+++ THE RECORDS +++
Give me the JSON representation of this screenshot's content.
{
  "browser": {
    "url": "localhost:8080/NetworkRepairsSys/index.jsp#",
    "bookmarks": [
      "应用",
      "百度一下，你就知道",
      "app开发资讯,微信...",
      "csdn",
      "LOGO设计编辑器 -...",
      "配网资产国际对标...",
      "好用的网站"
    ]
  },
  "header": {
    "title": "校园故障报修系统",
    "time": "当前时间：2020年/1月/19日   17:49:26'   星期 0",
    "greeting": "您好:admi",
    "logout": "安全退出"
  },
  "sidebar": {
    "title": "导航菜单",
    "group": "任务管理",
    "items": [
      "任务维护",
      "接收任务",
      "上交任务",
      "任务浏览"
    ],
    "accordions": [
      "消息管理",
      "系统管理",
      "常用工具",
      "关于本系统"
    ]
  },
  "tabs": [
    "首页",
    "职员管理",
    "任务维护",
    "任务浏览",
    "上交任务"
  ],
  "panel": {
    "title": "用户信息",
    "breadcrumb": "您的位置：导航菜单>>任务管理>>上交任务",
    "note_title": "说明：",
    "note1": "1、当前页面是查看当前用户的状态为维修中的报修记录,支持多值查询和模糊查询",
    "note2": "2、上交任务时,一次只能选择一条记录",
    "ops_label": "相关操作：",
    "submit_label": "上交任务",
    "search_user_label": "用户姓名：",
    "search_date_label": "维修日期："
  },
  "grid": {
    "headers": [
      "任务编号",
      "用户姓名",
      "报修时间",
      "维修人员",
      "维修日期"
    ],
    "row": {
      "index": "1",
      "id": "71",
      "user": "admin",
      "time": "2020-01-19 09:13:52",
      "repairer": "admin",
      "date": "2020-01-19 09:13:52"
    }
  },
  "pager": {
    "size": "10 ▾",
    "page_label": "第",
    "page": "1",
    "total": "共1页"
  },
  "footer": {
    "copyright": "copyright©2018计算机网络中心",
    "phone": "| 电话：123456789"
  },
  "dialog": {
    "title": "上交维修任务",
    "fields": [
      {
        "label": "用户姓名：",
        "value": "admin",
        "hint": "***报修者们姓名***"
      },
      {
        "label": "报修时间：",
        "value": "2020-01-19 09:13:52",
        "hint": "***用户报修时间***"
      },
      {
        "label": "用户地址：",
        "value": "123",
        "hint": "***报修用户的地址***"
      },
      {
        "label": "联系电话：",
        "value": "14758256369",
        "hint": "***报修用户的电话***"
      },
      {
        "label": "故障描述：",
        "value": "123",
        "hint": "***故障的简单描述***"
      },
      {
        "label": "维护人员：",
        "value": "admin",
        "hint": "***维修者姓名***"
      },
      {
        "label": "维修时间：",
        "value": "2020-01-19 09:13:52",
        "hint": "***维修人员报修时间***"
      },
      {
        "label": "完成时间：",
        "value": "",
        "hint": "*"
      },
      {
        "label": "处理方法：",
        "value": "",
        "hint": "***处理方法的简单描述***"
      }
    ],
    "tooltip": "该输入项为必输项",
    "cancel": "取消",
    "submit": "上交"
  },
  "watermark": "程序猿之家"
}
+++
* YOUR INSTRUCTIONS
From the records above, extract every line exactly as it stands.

* ANSWER BELOW
Give me the JSON representation of this screenshot's content.
{
  "browser": {
    "url": "localhost:8080/NetworkRepairsSys/index.jsp#",
    "bookmarks": [
      "应用",
      "百度一下，你就知道",
      "app开发资讯,微信...",
      "csdn",
      "LOGO设计编辑器 -...",
      "配网资产国际对标...",
      "好用的网站"
    ]
  },
  "header": {
    "title": "校园故障报修系统",
    "time": "当前时间：2020年/1月/19日   17:49:26'   星期 0",
    "greeting": "您好:admi",
    "logout": "安全退出"
  },
  "sidebar": {
    "title": "导航菜单",
    "group": "任务管理",
    "items": [
      "任务维护",
      "接收任务",
      "上交任务",
      "任务浏览"
    ],
    "accordions": [
      "消息管理",
      "系统管理",
      "常用工具",
      "关于本系统"
    ]
  },
  "tabs": [
    "首页",
    "职员管理",
    "任务维护",
    "任务浏览",
    "上交任务"
  ],
  "panel": {
    "title": "用户信息",
    "breadcrumb": "您的位置：导航菜单>>任务管理>>上交任务",
    "note_title": "说明：",
    "note1": "1、当前页面是查看当前用户的状态为维修中的报修记录,支持多值查询和模糊查询",
    "note2": "2、上交任务时,一次只能选择一条记录",
    "ops_label": "相关操作：",
    "submit_label": "上交任务",
    "search_user_label": "用户姓名：",
    "search_date_label": "维修日期："
  },
  "grid": {
    "headers": [
      "任务编号",
      "用户姓名",
      "报修时间",
      "维修人员",
      "维修日期"
    ],
    "row": {
      "index": "1",
      "id": "71",
      "user": "admin",
      "time": "2020-01-19 09:13:52",
      "repairer": "admin",
      "date": "2020-01-19 09:13:52"
    }
  },
  "pager": {
    "size": "10 ▾",
    "page_label": "第",
    "page": "1",
    "total": "共1页"
  },
  "footer": {
    "copyright": "copyright©2018计算机网络中心",
    "phone": "| 电话：123456789"
  },
  "dialog": {
    "title": "上交维修任务",
    "fields": [
      {
        "label": "用户姓名：",
        "value": "admin",
        "hint": "***报修者们姓名***"
      },
      {
        "label": "报修时间：",
        "value": "2020-01-19 09:13:52",
        "hint": "***用户报修时间***"
      },
      {
        "label": "用户地址：",
        "value": "123",
        "hint": "***报修用户的地址***"
      },
      {
        "label": "联系电话：",
        "value": "14758256369",
        "hint": "***报修用户的电话***"
      },
      {
        "label": "故障描述：",
        "value": "123",
        "hint": "***故障的简单描述***"
      },
      {
        "label": "维护人员：",
        "value": "admin",
        "hint": "***维修者姓名***"
      },
      {
        "label": "维修时间：",
        "value": "2020-01-19 09:13:52",
        "hint": "***维修人员报修时间***"
      },
      {
        "label": "完成时间：",
        "value": "",
        "hint": "*"
      },
      {
        "label": "处理方法：",
        "value": "",
        "hint": "***处理方法的简单描述***"
      }
    ],
    "tooltip": "该输入项为必输项",
    "cancel": "取消",
    "submit": "上交"
  },
  "watermark": "程序猿之家"
}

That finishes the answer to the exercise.